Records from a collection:
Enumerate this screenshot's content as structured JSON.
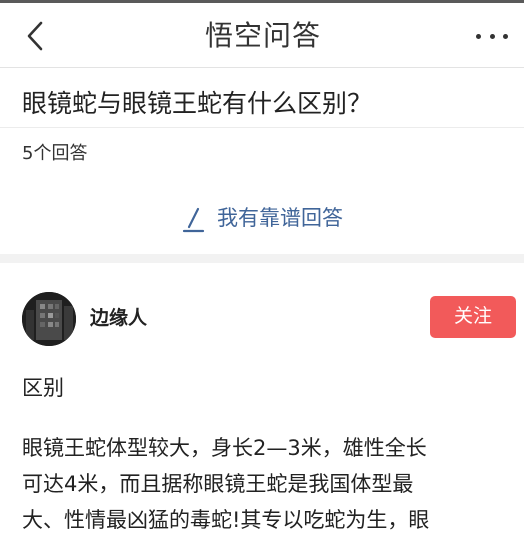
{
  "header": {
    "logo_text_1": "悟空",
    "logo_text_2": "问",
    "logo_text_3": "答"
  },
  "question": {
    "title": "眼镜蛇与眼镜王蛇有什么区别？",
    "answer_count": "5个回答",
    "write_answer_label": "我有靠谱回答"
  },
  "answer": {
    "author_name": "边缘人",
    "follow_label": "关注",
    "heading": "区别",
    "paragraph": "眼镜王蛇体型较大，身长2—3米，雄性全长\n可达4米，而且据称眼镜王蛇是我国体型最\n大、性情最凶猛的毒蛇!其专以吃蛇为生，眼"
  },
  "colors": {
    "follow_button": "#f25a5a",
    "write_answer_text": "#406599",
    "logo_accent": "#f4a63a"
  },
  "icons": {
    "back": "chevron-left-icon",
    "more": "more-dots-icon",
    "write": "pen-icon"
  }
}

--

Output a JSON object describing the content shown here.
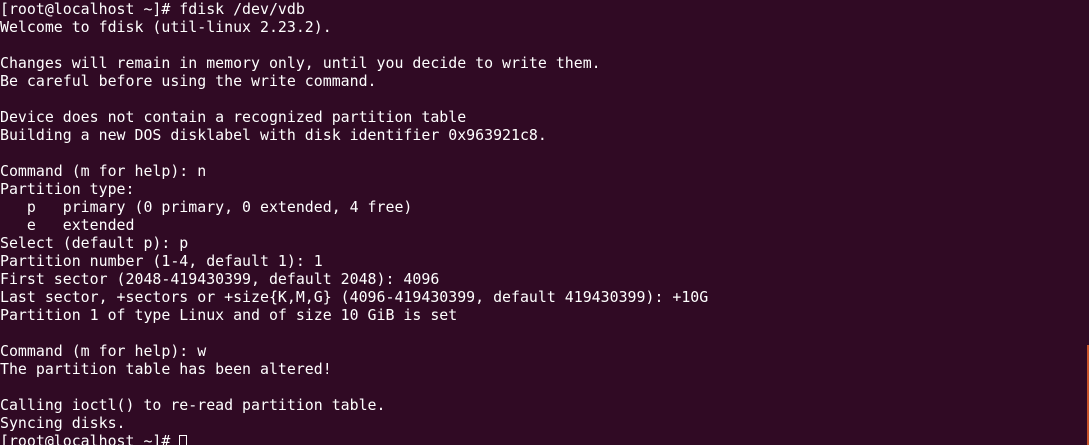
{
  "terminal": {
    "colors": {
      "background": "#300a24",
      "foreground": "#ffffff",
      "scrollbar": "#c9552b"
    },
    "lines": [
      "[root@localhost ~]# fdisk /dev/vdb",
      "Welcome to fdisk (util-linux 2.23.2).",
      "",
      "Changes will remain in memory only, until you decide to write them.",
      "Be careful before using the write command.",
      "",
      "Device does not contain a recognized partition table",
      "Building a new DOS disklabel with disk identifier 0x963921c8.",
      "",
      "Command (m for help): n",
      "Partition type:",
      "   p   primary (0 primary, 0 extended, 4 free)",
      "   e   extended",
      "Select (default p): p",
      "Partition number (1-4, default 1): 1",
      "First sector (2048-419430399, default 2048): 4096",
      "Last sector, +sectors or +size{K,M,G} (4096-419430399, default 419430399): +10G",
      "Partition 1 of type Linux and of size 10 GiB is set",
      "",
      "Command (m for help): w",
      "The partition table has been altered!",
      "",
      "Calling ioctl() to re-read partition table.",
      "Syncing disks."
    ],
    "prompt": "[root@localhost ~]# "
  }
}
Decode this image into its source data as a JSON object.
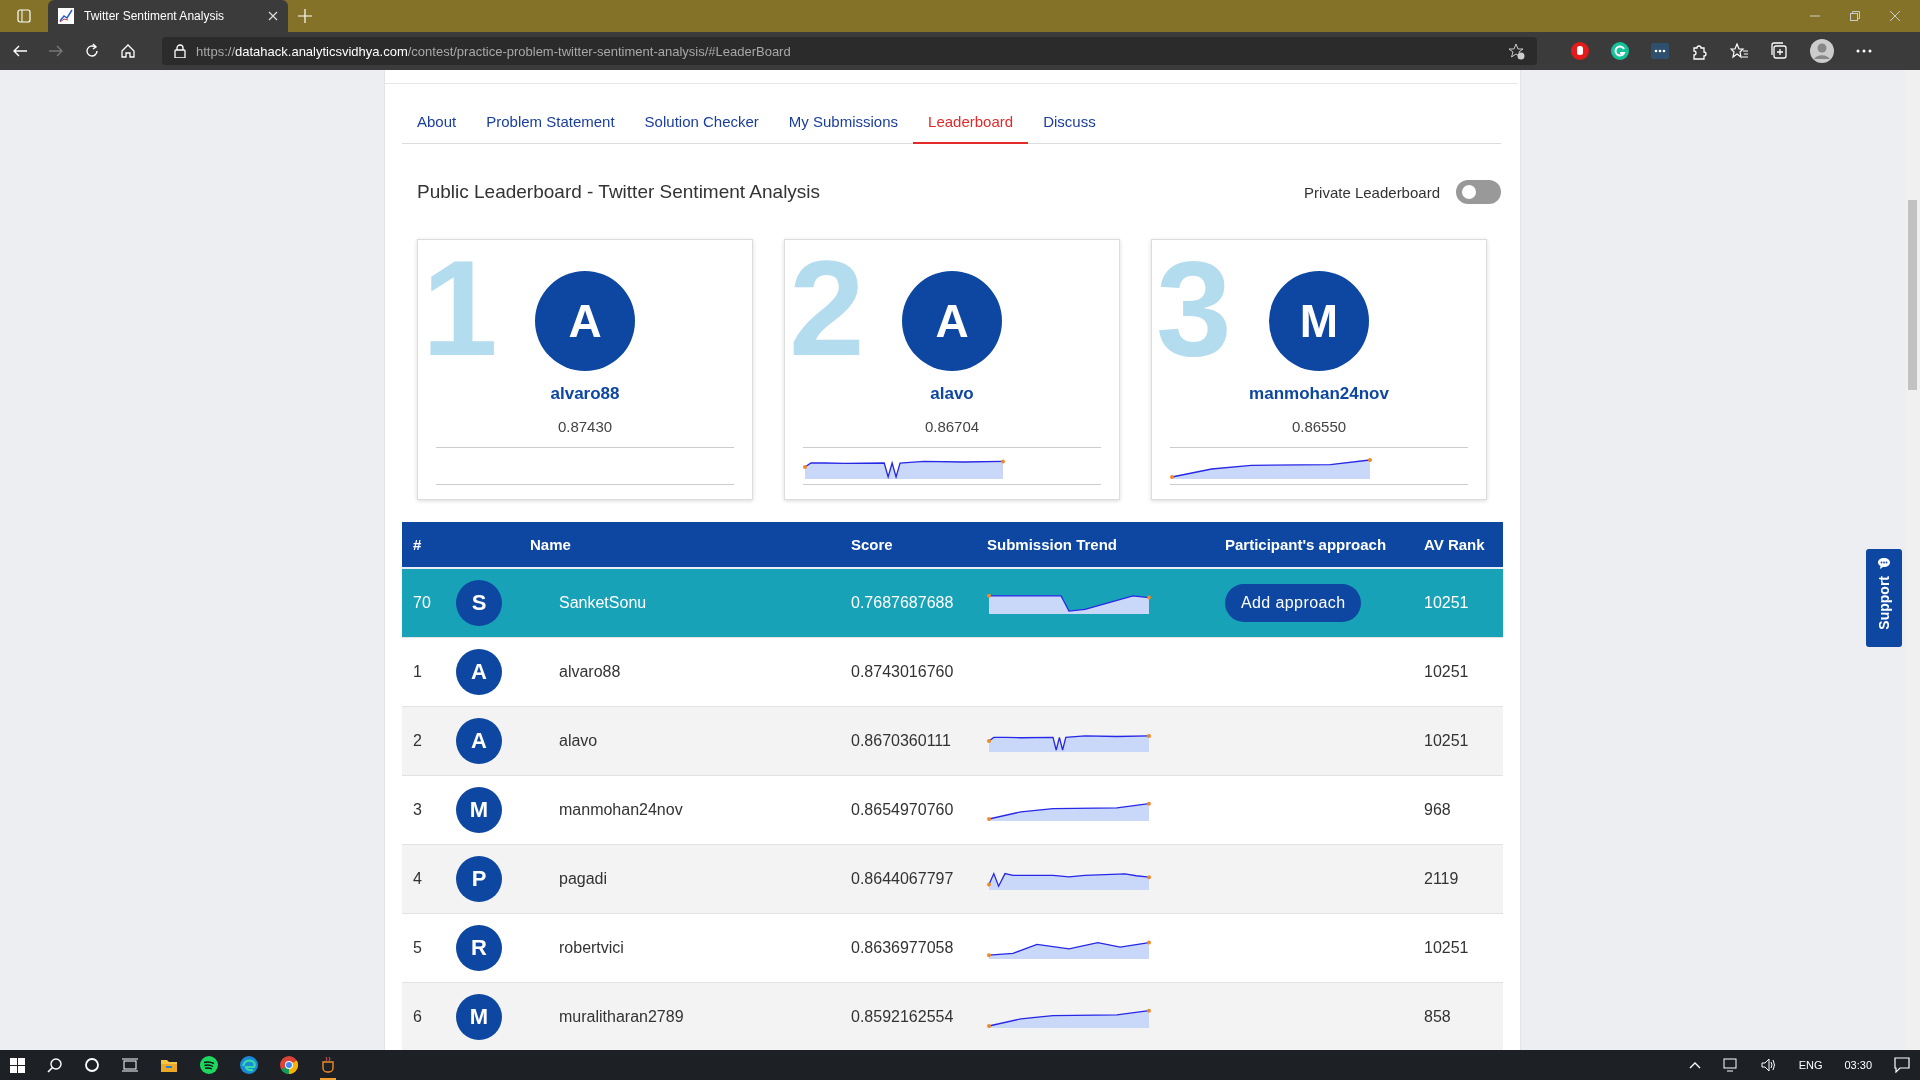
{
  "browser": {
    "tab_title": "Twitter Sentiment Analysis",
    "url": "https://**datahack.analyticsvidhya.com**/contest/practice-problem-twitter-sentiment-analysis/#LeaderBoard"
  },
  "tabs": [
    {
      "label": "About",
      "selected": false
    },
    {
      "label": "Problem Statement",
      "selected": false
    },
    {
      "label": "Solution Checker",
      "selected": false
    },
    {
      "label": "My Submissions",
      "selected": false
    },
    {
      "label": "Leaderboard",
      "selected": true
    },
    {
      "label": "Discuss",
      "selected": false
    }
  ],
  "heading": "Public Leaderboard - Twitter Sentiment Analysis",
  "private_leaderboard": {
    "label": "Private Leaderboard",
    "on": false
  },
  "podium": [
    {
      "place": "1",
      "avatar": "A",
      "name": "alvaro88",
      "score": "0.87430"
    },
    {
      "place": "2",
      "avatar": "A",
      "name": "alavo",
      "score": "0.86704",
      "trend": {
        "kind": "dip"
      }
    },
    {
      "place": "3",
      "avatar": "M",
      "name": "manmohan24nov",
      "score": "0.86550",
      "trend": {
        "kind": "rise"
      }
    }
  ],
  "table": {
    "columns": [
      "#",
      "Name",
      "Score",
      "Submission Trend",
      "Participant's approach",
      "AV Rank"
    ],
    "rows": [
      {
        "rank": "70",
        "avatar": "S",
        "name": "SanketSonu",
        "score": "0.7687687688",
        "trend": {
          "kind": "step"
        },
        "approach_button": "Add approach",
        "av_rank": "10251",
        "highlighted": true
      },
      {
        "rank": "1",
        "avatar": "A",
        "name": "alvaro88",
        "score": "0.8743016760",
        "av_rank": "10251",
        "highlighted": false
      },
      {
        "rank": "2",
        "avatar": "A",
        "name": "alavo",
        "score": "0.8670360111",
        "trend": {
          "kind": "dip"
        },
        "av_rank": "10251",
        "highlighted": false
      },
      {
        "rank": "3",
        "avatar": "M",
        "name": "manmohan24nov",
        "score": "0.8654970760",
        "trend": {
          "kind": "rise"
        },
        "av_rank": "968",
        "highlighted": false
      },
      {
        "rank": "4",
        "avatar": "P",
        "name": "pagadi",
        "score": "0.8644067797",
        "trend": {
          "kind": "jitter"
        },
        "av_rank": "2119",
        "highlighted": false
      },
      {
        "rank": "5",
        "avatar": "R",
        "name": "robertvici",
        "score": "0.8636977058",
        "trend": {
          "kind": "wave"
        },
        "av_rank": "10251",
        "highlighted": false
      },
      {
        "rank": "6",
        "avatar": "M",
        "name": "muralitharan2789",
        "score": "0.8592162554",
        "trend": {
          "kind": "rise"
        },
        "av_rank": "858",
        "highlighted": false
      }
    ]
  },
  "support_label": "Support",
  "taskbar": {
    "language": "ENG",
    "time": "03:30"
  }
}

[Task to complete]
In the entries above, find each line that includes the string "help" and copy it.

[Expected answer]
      "Command (m for help): n",
      "Command (m for help): w",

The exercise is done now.